heir losses Hood chased across the Tennessee Lyon's feeble raid Stoneman in East Tennessee Gillem outs Duke, and then Vaughn Breckinridgerest had occurred in East Tennessee and south-western Virginia. Gen. Stoneman had been dispatched by Thomas from Louisville to Knoxville to t Chattanooga, was pushed out to Strawberry plains on his track. Stoneman, as directed by Thomas, started Dec. 6. from Knoxville in pursu on to Abingdon, Va., where he was rejoined Doc. 15. by Gillem, Stoneman captured that place also; destroying there a large quantity of stoinate commands, and had been following our advance on Wytheville. Stoneman now turned upon and met him near Marion, expecting to give battle ks, hitherto successfully guarded and defended; and it now fell to Stoneman without a struggle: 8 guns, 2 locomotives, many horses and mules, ghly devastated, and East Tennessee utterly cleared of the enemy — Stoneman and Gillem returned quietly to Knoxville; while Burbridge led his
esidency offers rewards for arrest of Jefferson Davis and others Stoneman's raid into North Carolina Sherman's arrangement with Jo. Johnstoemaining to the Confederacy by Thomas's cavalry, dispatched, under Stoneman, from East Tennessee.
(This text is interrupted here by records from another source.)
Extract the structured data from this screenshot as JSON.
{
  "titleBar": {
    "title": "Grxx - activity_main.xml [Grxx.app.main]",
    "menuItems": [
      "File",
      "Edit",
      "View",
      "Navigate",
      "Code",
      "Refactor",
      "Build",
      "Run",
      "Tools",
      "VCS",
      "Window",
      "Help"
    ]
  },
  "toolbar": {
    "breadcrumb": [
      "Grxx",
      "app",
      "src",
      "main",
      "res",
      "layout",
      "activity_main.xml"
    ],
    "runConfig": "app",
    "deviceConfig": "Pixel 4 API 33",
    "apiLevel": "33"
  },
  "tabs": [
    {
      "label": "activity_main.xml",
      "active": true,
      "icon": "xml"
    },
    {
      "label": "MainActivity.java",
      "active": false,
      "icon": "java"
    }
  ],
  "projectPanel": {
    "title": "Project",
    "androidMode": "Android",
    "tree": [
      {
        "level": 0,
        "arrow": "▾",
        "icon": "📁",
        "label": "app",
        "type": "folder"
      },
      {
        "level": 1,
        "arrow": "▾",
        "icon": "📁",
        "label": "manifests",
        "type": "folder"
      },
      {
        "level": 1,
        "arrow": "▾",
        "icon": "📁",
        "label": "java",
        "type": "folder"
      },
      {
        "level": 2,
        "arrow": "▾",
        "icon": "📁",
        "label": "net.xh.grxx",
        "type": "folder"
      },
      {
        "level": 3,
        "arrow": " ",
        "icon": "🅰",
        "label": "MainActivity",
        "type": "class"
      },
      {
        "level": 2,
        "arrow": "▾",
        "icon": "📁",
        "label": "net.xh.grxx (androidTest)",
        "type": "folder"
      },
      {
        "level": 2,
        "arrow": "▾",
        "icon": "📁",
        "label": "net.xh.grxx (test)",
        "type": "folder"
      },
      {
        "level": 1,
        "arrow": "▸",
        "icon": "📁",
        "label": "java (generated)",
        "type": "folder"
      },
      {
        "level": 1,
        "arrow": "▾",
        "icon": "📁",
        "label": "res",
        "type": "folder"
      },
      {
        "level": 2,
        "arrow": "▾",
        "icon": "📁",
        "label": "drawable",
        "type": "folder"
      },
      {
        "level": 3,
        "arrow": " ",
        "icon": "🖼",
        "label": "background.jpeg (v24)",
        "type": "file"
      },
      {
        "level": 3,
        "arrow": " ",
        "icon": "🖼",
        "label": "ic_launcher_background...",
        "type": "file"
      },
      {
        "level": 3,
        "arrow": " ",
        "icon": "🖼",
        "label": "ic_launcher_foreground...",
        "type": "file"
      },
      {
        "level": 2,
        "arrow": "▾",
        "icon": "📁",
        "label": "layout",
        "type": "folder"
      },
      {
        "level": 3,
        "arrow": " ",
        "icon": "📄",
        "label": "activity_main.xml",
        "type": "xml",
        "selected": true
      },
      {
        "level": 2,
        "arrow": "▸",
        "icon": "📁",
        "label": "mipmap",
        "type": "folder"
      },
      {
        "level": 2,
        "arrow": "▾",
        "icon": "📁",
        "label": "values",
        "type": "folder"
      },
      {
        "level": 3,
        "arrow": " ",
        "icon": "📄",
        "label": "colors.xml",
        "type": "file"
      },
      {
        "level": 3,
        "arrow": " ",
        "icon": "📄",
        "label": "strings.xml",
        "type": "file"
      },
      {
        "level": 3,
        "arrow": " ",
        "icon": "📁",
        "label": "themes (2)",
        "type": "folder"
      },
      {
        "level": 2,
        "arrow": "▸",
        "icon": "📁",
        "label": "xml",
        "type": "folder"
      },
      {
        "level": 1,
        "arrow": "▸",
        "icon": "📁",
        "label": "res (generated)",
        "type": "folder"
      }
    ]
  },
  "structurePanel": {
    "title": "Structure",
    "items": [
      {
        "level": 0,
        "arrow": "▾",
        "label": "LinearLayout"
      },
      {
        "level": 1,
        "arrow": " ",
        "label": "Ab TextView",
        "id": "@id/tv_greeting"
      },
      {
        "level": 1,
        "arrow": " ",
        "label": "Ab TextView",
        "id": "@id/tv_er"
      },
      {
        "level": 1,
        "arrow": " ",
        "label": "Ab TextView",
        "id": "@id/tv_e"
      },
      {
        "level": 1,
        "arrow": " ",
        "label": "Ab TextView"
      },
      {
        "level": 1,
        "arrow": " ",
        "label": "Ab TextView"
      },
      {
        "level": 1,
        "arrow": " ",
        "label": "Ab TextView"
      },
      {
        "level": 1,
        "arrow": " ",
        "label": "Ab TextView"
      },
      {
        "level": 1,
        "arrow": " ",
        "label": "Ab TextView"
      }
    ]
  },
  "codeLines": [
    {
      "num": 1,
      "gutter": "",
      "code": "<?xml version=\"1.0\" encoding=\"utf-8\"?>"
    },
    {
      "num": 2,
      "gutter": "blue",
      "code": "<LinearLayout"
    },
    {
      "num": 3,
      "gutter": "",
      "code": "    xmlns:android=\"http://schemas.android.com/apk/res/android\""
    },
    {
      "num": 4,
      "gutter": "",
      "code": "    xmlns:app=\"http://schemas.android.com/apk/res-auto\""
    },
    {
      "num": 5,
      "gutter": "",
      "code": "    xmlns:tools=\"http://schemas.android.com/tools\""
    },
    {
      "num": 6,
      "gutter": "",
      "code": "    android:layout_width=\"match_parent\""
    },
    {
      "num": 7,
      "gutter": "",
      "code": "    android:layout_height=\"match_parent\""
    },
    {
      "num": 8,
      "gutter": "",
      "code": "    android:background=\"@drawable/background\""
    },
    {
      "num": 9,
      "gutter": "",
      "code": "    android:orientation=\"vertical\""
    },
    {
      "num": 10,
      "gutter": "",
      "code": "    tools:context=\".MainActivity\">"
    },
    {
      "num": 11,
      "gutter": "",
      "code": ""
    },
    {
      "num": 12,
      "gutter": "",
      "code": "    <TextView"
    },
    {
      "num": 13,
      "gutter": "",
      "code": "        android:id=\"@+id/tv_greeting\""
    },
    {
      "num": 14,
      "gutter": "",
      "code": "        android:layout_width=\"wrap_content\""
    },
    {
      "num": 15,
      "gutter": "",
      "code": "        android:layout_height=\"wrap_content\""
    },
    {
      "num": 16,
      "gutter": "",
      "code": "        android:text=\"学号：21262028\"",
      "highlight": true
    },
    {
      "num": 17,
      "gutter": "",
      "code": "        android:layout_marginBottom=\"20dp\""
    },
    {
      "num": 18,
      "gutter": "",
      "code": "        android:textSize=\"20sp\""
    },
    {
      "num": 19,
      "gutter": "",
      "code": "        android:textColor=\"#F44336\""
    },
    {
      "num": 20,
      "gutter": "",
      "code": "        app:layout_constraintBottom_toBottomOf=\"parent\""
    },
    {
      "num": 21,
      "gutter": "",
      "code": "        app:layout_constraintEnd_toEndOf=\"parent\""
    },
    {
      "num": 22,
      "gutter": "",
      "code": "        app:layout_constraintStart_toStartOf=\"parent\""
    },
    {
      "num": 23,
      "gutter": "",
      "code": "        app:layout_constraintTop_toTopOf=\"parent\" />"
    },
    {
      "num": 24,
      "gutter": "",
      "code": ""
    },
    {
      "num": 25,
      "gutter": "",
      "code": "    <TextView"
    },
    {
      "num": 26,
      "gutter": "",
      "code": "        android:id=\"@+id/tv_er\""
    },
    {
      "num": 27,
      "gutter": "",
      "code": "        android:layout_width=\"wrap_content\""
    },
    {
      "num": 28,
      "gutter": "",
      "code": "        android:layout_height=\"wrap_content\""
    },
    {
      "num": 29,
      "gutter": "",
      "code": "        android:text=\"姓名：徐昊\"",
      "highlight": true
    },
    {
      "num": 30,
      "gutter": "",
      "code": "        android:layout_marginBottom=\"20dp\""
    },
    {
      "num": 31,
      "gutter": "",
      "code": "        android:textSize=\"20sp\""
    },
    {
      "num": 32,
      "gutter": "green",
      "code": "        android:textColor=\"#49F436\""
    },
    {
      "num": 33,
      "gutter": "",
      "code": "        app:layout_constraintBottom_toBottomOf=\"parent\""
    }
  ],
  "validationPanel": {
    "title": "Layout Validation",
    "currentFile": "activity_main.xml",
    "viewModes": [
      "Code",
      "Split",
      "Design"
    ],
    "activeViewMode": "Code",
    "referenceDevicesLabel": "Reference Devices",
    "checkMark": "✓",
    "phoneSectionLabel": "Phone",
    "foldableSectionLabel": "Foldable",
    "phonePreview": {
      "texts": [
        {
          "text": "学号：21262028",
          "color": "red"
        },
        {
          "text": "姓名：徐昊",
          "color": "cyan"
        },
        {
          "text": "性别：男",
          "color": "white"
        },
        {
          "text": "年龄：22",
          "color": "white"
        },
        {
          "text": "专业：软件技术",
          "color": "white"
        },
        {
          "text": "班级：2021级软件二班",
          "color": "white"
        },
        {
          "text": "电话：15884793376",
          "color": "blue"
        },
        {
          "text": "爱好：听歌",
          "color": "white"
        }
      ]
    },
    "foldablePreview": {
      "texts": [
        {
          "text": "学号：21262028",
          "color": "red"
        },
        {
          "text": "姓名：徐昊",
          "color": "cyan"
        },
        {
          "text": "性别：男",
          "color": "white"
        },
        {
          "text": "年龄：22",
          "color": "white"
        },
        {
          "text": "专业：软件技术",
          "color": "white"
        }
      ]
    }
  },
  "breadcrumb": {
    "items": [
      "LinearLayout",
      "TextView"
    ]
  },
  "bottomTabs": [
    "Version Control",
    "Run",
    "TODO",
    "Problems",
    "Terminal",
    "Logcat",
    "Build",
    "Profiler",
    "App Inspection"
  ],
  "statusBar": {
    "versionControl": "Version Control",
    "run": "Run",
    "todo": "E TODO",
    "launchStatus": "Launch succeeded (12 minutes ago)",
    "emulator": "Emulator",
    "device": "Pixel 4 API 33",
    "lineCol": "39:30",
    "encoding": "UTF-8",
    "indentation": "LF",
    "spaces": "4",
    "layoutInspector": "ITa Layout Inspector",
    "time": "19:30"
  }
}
Gen. Stoneman, after his return to KnoxviGen. Stoneman, after his return to Knoxville from his successful Winter expedition into south-western Virginia, was directed Feb. 1. to make a fresh advance with his cavalry, soutton, the railroads, &c., &c. After spending two days in this work, Stoneman returned thence by Slatersville, N. C., to Jonesboroa, April 18nd the movements of any troops from the direction of Virginia. Gen. Stoneman is under my command, and my order will suspend any devastation e in wagons and on horseback: the railroad having been disabled by Stoneman — via Salisbury to Charlotte, N. C., where its foundering ark agaieration and hospitality-until, alarmed by the reported approach of Stoneman's cavalry, it resumed its flittings southward, via Yorkville and A
-All which was favorably received. Analytical Index. A. Abingdon, Va., captured by Stoneman, 688. Ackworth, Ga., occupied by Sherman, 628. Adams, Hon. Charles F., remonstrates again Democratic leaders, 484-5-6. Lytle, Col., killed at Perryville, 220. M. Macon, Ga., Stoneman's disastrous raid to, 633. Maffitt, J. N., commander of the Florida, 643. Magilton, Col.,; into Pennsylvania, 211; of Carter and Wheeler, 283; of Streight and Dodge in Georgia, 285; of Stoneman, in Virginia, 365; of Forrest and John Morgan, 270; of Grierson, 301-2; of Green, 338; of Stuarz to Burksville, 587; cavalry raid to Grenada, Miss., 615; Morgan's last into Kentucky, 623; of Stoneman to Macon, 633; Davidson's and Grierson's, 695-6; Dana's raid in North Alabama. 695; of Wilson t. Louis, Rosecrans at, 556-8; Price threatens, 559. Stone, Col., at Columbia, S. C., 700. Stoneman, Gen. Geo. D., on the Peninsula, 122-7; 159; his orders, 353; his raid. 365; his disastrous r